# Your goal
Of all the lines in this material, how many have the word "수강신청"? Give only the number.
+++ Input for this task +++
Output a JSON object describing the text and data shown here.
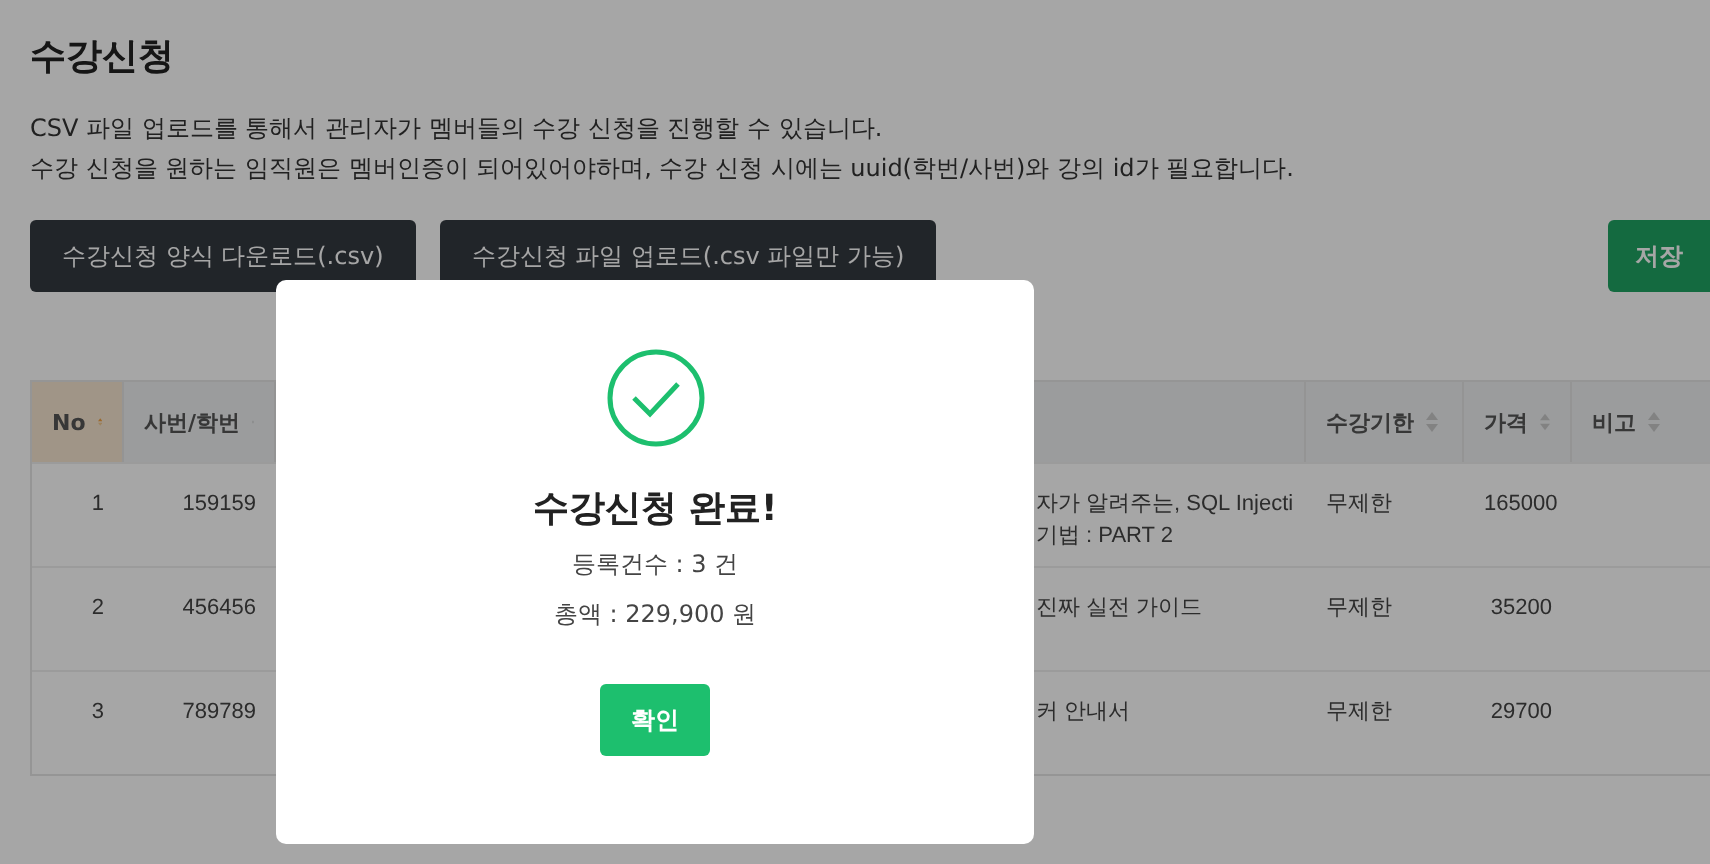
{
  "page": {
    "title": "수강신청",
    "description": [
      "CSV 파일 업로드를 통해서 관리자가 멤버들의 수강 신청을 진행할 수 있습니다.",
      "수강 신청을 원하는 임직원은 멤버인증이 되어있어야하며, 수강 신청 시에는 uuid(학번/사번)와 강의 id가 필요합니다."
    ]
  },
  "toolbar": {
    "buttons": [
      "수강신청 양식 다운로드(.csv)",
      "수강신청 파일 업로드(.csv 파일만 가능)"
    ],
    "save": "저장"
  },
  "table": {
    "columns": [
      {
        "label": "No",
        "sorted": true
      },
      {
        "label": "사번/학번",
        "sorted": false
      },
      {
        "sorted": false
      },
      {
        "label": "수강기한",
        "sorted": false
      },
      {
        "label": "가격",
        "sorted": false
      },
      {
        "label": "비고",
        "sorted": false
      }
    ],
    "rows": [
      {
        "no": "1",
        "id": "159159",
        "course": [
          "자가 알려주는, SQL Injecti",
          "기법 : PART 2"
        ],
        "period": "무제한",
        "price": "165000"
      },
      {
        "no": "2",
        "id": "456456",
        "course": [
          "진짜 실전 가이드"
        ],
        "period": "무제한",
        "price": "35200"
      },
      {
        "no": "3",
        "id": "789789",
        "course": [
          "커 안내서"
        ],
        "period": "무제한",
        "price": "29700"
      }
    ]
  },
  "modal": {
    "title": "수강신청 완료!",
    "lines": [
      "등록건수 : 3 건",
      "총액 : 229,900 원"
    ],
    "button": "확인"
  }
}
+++
# Final answer
4